When creating a Haskell project using Haste, it’s not all that uncommon to want that project – or at least parts of it – to be buildable with vanilla GHC as well. Considering that Haste.App, which is shipped with the standard Haste distribution, more or less requires this functionality to work at all, this is quite a reasonable requirement.

Since Cabal (or stack if you want to be all cool and up to date and stuff) is the build system for Haskell projects, you probably have a .cabal file for your project:

name:                myapp
version:             0.1.0.0
author:              Jane Doe
maintainer:          janedoe@example.com
build-type:          Simple
cabal-version:       >=1.10

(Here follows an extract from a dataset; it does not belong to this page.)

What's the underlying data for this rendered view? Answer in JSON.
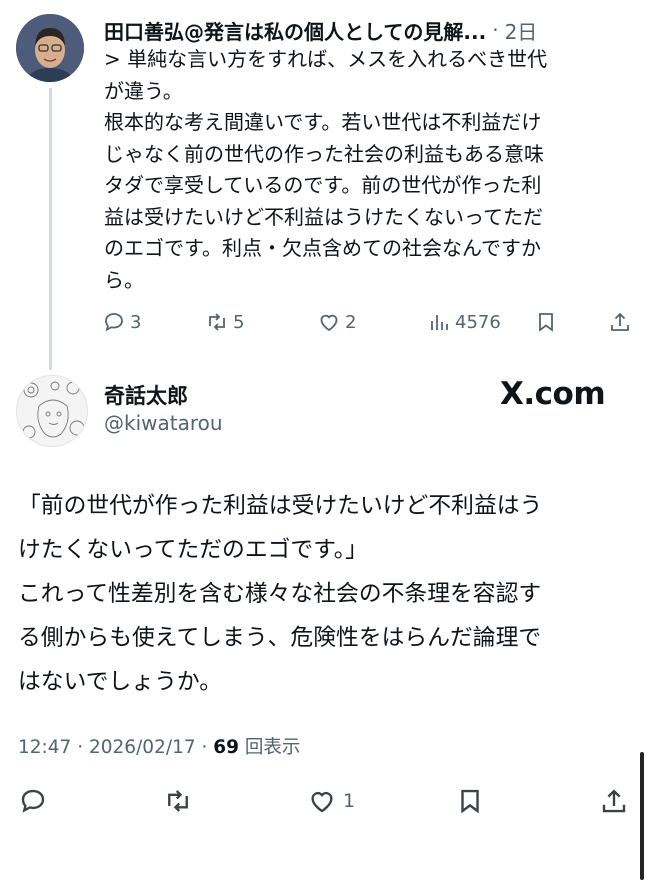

executable myapp
  main-is:           Main.hs
  build-depends:
    base      >= 4.8 && < 4.9,
    haste-lib >= 0.5 && < 0.6
  default-language:  Haskell2010

Your application builds just fine when using haste-cabal, but when you try to build it using vanilla cabal, you get the following message:

Resolving dependencies...
Configuring myapp-0.1.0.0...
cabal: At least the following dependencies are missing:
haste-lib ==0.5.*

That’s not good! What really went wrong here, and how can we fix it?

A stupid design (non-)decision

Once upon a time, we were in quite a rush to get Haste.App out the door in time for a paper deadline. In our haste, we did not spend too much time thinking about the package structure of its libraries. And so it came to pass that the server implementation of Haste.App ended up together with the compiler itself in the haste-compiler package. Meanwhile, the client implementation of Haste.App found itself in the haste-lib package, to avoid forcing users to install the haste-compiler package twice, with its dependencies on GHC and a multitude of other packages with highly questionable relevance to web development.

At the time, this was not much of an issue: the paper was accepted, the programming model was well received, and everything was rainbows and unicorns. Unfortunately, one glaringly obvious and exceptionally annoying implication of this design decision (or rather, non-decision) became clear as soon as people started actually using Haste.App: Cabal will become very cross indeed when it fails to find haste-lib on the server and refuse to compile the server part of Haste.Apps!

The workaround: impl(haste)

Fortunately however, the issue is quite easy to work around. Cabal lets you use conditionals over a number of properties – compile time flags, build platform, compiler used, etc. – in order to tailor your build to the present situation. When building a package with Haste, the Cabal expression impl(haste) evaluates to true, which, needless to say, it does not when building with vanilla GHC.

We can use this to tailor the dependencies of our package to the compiler being used:

name:                myapp
version:             0.1.0.0
author:              Jane Doe
maintainer:          janedoe@example.com
build-type:          Simple
cabal-version:       >=1.10

executable myapp
  main-is:           Main.hs
  build-depends:
    base      >= 4.8 && < 4.9
  if impl(haste)
    build-depends: haste-lib >= 0.5 && < 0.6
  else
    build-depends: haste-compiler >= 0.5 && < 0.6
  default-language:  Haskell2010

Note the new if impl(haste) ... stanza. If we’re being built with Haste, we still want to depend on haste-lib, while we want to depend on haste-compiler instead if we’re being compiled by GHC. Any dependencies that are shared by the client and the server go into the first, unconditional build-depends section.

Similarly, it’s also possible to add branch on the particular version of Haste being used. By replacing if impl(haste) ... with if impl(haste > 0.4) ... for instance, we can different sets of dependencies, compiler flags, etc. depending on which version of Haste is in use. While not relevant to this particular workaround, different sets of dependencies or compiler flags may not work equally well for all versions of Haste (or GHC, or any other Haskell compiler for which Cabal implements this functionality for that matter); having this in the back of your head may come in handy one day.

…and that just about sums it up. An error caused by a silly oversight two years ago, still going strong! This just goes to show that you should always think (at least!) twice about the structure of your libraries. If you’re unlucky, you may well be stuck with some embarrassing mistakes for quite some time.